Round Two of the Seattle school district’s proposed overhaul of school-assignment boundaries would send the students in the K-8 school now housed in the Jane Addams building in northeast Seattle to a temporary home starting next fall.
The move would send the K-8 program to the former John Marshall alternative-high school until a new building is ready and speed up the transition of the Jane Addams building to a much-needed additional middle school to ease overcrowding north of the Ship Canal.
It’s one of several adjustments the district has made to the initial proposal it presented last month to ease overcrowding, make room for even more growth and fit new schools into an already complicated student-assignment plan.
After releasing the first draft, the district held five public meetings to get feedback, and nearly 900 people attended.
- WWU cancels classes as social-media hate speech is investigated
- Luke Falk likely has concussion but doing ‘real well’
- What national media are saying about Thomas Rawls, Seattle’s playoff hopes
- Seahawks’ Cary Williams makes no excuses after being benched
- Seahawks bringing back RB Bryce Brown, adding depth with Marshawn Lynch's situation uncertain
Most Read Stories
“Everybody won’t be happy with what they’re going to see, but I think a lot of people will see that we really did listen,” said enrollment manager Tracy Libros.
This latest version won’t be the last — the School Board won’t vote on a final plan until Nov. 20 — and the district stresses that most of the changes will be phased in over several years as schools are renovated or built new.
Other changes to the initial proposal, which were posted Friday evening on the school district’s website, include:
• Reserving the new Wilson-Pacific Elementary School for academically advanced students in the Accelerated Progress Program (APP) and reserving the new Olympic Hills Elementary School for neighborhood kids. APP kids living north of the Ship Canal would all start at Wilson-Pacific Elementary and then attend either Wilson-Pacific, Jane Addams or Hamilton middle schools.
• Keeping Hawthorne Elementary School in Southeast Seattle part of the Mercer Middle School cluster instead of moving it into the area for Aki Kurose Middle School. But that means Kimball Elementary School would shift from the Mercer attendance area to the Washington Middle School area. Wing Luke Elementary would remain in the Aki Kurose area instead of joining Mercer.
• Keeping the children who live in the High Point mixed-income housing community in West Seattle together at West Seattle Elementary, which makes more room at Fairmount Park Elementary School for children from a geographically wider area.
• Keeping the kids in the Yesler Terrace mixed-income housing community in the Central Area together at Bailey Gatzert Elementary School instead of dividing them among Thurgood Marshall Elementary School and Madrona K-8. Gatzert also would stay in the Washington Middle School area instead of being assigned to the new Meany Middle School.

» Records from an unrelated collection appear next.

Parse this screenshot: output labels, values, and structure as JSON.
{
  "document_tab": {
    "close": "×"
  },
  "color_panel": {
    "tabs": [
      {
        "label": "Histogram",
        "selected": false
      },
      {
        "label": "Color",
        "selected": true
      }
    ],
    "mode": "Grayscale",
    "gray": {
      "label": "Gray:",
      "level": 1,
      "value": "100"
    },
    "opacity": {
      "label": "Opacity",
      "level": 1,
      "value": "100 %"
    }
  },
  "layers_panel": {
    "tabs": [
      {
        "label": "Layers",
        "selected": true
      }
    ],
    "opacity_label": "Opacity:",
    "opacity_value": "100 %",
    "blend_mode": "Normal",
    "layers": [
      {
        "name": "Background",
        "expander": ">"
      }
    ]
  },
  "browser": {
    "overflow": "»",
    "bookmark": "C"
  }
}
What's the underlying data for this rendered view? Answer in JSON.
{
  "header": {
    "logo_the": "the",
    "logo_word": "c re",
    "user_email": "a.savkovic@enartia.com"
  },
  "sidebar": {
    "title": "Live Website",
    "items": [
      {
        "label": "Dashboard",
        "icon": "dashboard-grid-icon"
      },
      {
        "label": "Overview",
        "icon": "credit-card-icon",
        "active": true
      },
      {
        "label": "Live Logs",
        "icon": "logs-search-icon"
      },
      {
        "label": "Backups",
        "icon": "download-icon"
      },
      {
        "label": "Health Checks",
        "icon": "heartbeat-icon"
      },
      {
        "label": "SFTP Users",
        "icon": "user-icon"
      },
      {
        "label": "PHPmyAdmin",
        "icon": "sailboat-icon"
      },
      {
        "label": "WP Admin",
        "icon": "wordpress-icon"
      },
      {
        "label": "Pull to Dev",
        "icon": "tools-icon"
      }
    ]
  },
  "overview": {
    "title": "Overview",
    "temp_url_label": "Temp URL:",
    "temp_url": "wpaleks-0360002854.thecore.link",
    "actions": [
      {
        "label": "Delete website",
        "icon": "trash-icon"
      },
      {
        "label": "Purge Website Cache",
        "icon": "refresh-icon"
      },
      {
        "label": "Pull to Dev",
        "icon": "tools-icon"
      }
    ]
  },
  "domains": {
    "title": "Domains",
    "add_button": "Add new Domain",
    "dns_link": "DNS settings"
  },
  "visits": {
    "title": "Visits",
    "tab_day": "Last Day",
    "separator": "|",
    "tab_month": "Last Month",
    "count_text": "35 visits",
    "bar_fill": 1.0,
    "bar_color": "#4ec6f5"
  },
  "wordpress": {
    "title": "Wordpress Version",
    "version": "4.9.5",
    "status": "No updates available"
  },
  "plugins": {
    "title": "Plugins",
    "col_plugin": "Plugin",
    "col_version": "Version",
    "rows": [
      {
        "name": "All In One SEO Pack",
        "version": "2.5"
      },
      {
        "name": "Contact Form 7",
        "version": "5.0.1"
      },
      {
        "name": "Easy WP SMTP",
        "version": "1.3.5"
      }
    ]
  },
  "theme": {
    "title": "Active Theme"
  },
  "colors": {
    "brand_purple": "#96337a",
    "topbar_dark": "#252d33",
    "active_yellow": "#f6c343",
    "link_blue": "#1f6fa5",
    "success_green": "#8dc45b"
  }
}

Keeping the kids from High Point and Yesler Terrace together illustrates the kinds of trade-offs that district officials are struggling to reconcile.
Officials wanted to boost the socioeconomic diversity in the surrounding elementary schools, but that might have undermined the efforts of agencies and community organizations that serve the families at High Point and Yesler Terrace.
“That’s a philosophical issue, which way you go with that,” Libros said. “By splitting up that community, we created more diversity, but we destroyed the benefit of a lot of that work.”
In the case of Fairmount Park, the district also heard complaints from parents who live close enough to see the new school, but fell outside the attendance zone, which had to be drawn tightly to accommodate the High Point kids.
“This was kind of win-win,” Libros said. “By pulling the High Point students back into West Seattle where they’re getting a lot of services and so much work’s been done, then the Fairmount Park boundary could get bigger.”
But even in the new version, Fairmount won’t have room for everyone. The district estimates that the Fairmount Park building is the closest school for 715 kids, but it is being built for 500.
It will be the School Board’s job to decide which policy goals should trump when they’re in conflict, said Assistant Superintendent Lester “Flip” Herndon Jr. The board has added a work session next Thursday to sort that out.
“When we have a conflict, we need to know which of these guiding principles the board wants us to continue to pursue,” Herndon said. “What is going to be the overriding principle when you have two or three colliding?”
The district anticipates it will have to make further revisions after hearing more from the board and the public, before submitting a formal plan on Nov. 6, on which the board plans to vote at its Nov. 20 meeting.
About 400 people volunteered to walk the proposed boundaries to see if they made sense. In all, the district has received 2,235 comments since last May and expects more before the final vote.
John Higgins: 206-464-3145 or email@example.com. On Twitter @jhigginsST